Work instructions: Copy only the lines from the one containing "Transcribe this image's" through the final line of the records below, exactly as written, with no pictures.

Given records:
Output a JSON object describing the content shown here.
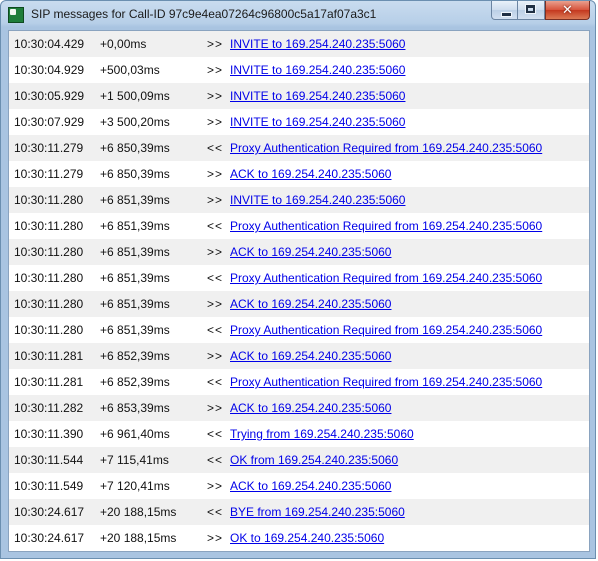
{
  "window": {
    "title": "SIP messages for Call-ID 97c9e4ea07264c96800c5a17af07a3c1",
    "icon_name": "sip-app-icon",
    "controls": {
      "minimize": "minimize",
      "maximize": "maximize",
      "close": "✕"
    }
  },
  "messages": [
    {
      "time": "10:30:04.429",
      "delta": "+0,00ms",
      "direction": ">>",
      "text": "INVITE to 169.254.240.235:5060"
    },
    {
      "time": "10:30:04.929",
      "delta": "+500,03ms",
      "direction": ">>",
      "text": "INVITE to 169.254.240.235:5060"
    },
    {
      "time": "10:30:05.929",
      "delta": "+1 500,09ms",
      "direction": ">>",
      "text": "INVITE to 169.254.240.235:5060"
    },
    {
      "time": "10:30:07.929",
      "delta": "+3 500,20ms",
      "direction": ">>",
      "text": "INVITE to 169.254.240.235:5060"
    },
    {
      "time": "10:30:11.279",
      "delta": "+6 850,39ms",
      "direction": "<<",
      "text": "Proxy Authentication Required from 169.254.240.235:5060"
    },
    {
      "time": "10:30:11.279",
      "delta": "+6 850,39ms",
      "direction": ">>",
      "text": "ACK to 169.254.240.235:5060"
    },
    {
      "time": "10:30:11.280",
      "delta": "+6 851,39ms",
      "direction": ">>",
      "text": "INVITE to 169.254.240.235:5060"
    },
    {
      "time": "10:30:11.280",
      "delta": "+6 851,39ms",
      "direction": "<<",
      "text": "Proxy Authentication Required from 169.254.240.235:5060"
    },
    {
      "time": "10:30:11.280",
      "delta": "+6 851,39ms",
      "direction": ">>",
      "text": "ACK to 169.254.240.235:5060"
    },
    {
      "time": "10:30:11.280",
      "delta": "+6 851,39ms",
      "direction": "<<",
      "text": "Proxy Authentication Required from 169.254.240.235:5060"
    },
    {
      "time": "10:30:11.280",
      "delta": "+6 851,39ms",
      "direction": ">>",
      "text": "ACK to 169.254.240.235:5060"
    },
    {
      "time": "10:30:11.280",
      "delta": "+6 851,39ms",
      "direction": "<<",
      "text": "Proxy Authentication Required from 169.254.240.235:5060"
    },
    {
      "time": "10:30:11.281",
      "delta": "+6 852,39ms",
      "direction": ">>",
      "text": "ACK to 169.254.240.235:5060"
    },
    {
      "time": "10:30:11.281",
      "delta": "+6 852,39ms",
      "direction": "<<",
      "text": "Proxy Authentication Required from 169.254.240.235:5060"
    },
    {
      "time": "10:30:11.282",
      "delta": "+6 853,39ms",
      "direction": ">>",
      "text": "ACK to 169.254.240.235:5060"
    },
    {
      "time": "10:30:11.390",
      "delta": "+6 961,40ms",
      "direction": "<<",
      "text": "Trying from 169.254.240.235:5060"
    },
    {
      "time": "10:30:11.544",
      "delta": "+7 115,41ms",
      "direction": "<<",
      "text": "OK from 169.254.240.235:5060"
    },
    {
      "time": "10:30:11.549",
      "delta": "+7 120,41ms",
      "direction": ">>",
      "text": "ACK to 169.254.240.235:5060"
    },
    {
      "time": "10:30:24.617",
      "delta": "+20 188,15ms",
      "direction": "<<",
      "text": "BYE from 169.254.240.235:5060"
    },
    {
      "time": "10:30:24.617",
      "delta": "+20 188,15ms",
      "direction": ">>",
      "text": "OK to 169.254.240.235:5060"
    }
  ],
  "colors": {
    "link": "#0000e8",
    "row_alt": "#f0f0f0",
    "frame": "#a9c4e1"
  }
}
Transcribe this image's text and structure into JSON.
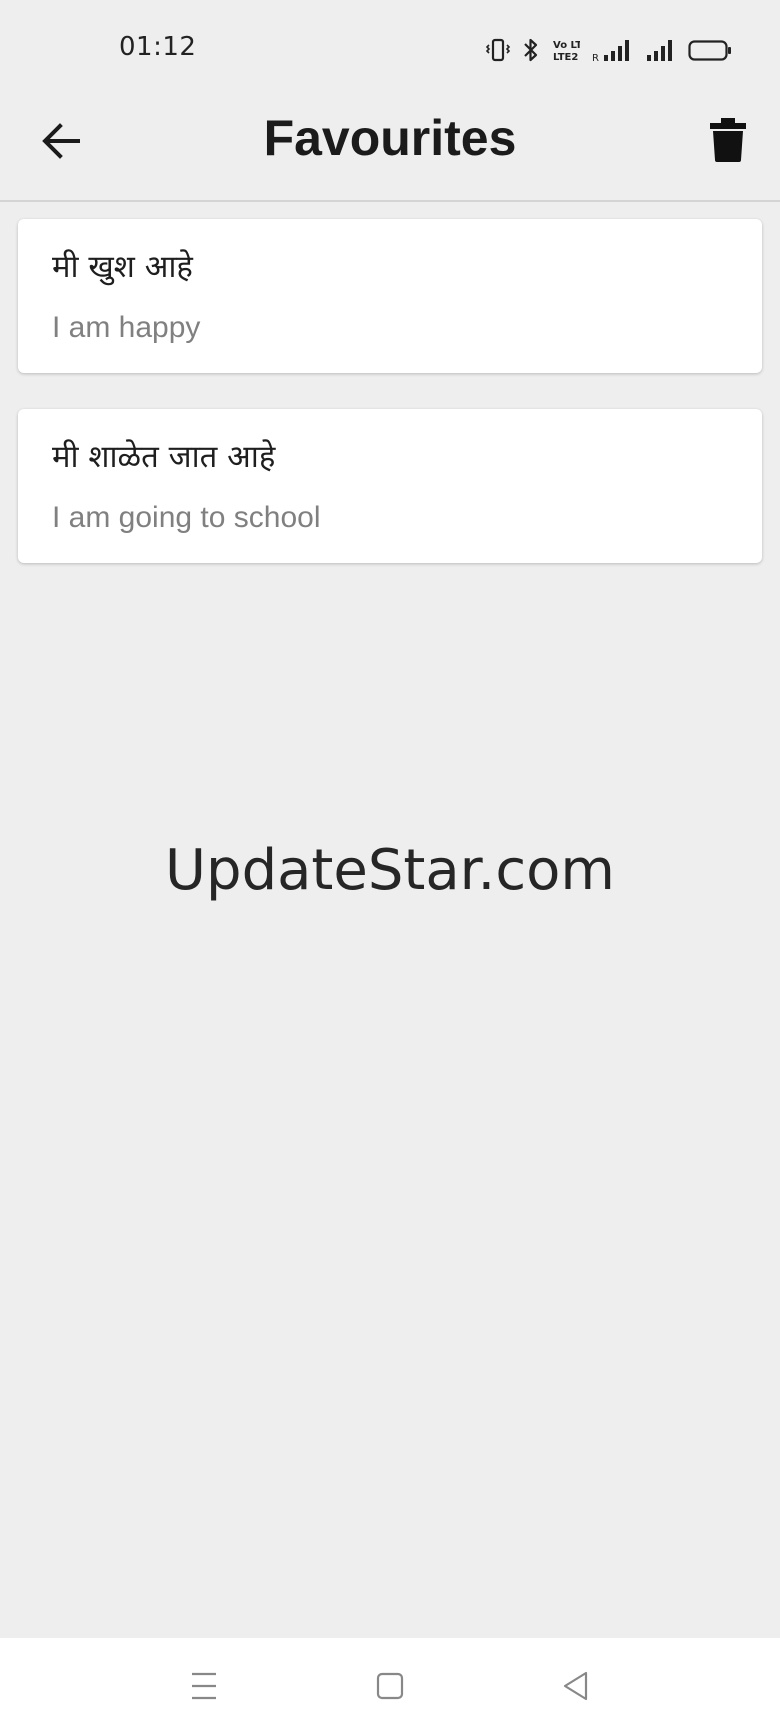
{
  "status_bar": {
    "time": "01:12",
    "icons": [
      "vibrate-icon",
      "bluetooth-icon",
      "volte-icon",
      "signal-roaming-icon",
      "signal-icon",
      "battery-icon"
    ],
    "volte_text": "Vo LTE2",
    "roaming_text": "R"
  },
  "app_bar": {
    "title": "Favourites",
    "back_icon": "arrow-back-icon",
    "delete_icon": "trash-icon"
  },
  "favourites": [
    {
      "marathi": "मी खुश आहे",
      "english": "I am happy"
    },
    {
      "marathi": "मी शाळेत जात आहे",
      "english": "I am going to school"
    }
  ],
  "watermark": "UpdateStar.com",
  "nav_bar": {
    "icons": [
      "menu-icon",
      "home-square-icon",
      "back-triangle-icon"
    ]
  },
  "colors": {
    "background": "#eeeeee",
    "card": "#ffffff",
    "primary_text": "#1e1e1e",
    "secondary_text": "#808080"
  }
}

Your response:
Transcribe this image's text and structure into JSON.
{
  "status_bar": {
    "time": "01:12",
    "icons": [
      "vibrate-icon",
      "bluetooth-icon",
      "volte-icon",
      "signal-roaming-icon",
      "signal-icon",
      "battery-icon"
    ],
    "volte_text": "Vo LTE2",
    "roaming_text": "R"
  },
  "app_bar": {
    "title": "Favourites",
    "back_icon": "arrow-back-icon",
    "delete_icon": "trash-icon"
  },
  "favourites": [
    {
      "marathi": "मी खुश आहे",
      "english": "I am happy"
    },
    {
      "marathi": "मी शाळेत जात आहे",
      "english": "I am going to school"
    }
  ],
  "watermark": "UpdateStar.com",
  "nav_bar": {
    "icons": [
      "menu-icon",
      "home-square-icon",
      "back-triangle-icon"
    ]
  },
  "colors": {
    "background": "#eeeeee",
    "card": "#ffffff",
    "primary_text": "#1e1e1e",
    "secondary_text": "#808080"
  }
}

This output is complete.